[RECORDED INFORMATION Boundary: Start]
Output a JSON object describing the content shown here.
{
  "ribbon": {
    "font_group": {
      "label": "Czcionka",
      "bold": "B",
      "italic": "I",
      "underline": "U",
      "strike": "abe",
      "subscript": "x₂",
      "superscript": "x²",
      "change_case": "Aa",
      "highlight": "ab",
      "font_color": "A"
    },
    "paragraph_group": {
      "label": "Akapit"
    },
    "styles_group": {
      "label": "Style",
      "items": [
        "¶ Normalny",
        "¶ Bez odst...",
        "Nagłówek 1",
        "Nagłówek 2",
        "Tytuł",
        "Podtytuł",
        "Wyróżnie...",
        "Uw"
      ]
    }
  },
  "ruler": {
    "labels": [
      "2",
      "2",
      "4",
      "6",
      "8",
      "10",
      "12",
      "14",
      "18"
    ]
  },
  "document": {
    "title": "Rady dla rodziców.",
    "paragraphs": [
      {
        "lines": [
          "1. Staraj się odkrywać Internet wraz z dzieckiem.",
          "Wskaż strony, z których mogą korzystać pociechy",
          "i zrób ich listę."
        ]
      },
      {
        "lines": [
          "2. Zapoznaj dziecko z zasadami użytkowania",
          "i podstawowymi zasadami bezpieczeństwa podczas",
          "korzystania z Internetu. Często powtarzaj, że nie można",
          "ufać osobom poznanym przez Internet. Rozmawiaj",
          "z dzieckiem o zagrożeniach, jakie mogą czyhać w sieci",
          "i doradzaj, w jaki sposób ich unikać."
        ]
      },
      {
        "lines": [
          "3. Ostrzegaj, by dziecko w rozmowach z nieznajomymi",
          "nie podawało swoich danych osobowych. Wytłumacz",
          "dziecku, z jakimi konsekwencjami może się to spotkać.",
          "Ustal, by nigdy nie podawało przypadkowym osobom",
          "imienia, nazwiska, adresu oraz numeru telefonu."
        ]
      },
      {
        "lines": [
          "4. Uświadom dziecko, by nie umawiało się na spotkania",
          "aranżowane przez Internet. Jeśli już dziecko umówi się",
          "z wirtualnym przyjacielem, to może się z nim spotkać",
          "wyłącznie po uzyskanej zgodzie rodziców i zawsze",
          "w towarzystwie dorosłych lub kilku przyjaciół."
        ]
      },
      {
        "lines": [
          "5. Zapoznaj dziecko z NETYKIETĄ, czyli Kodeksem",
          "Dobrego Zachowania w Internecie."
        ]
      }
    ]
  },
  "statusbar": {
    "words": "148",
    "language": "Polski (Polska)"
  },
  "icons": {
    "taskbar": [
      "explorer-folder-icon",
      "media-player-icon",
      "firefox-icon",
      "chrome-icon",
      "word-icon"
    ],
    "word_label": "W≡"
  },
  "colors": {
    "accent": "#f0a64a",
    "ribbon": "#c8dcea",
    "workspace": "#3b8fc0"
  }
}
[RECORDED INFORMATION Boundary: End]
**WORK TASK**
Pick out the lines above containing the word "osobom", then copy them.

**WRITTEN RESPONSE**
          "ufać osobom poznanym przez Internet. Rozmawiaj",
          "Ustal, by nigdy nie podawało przypadkowym osobom",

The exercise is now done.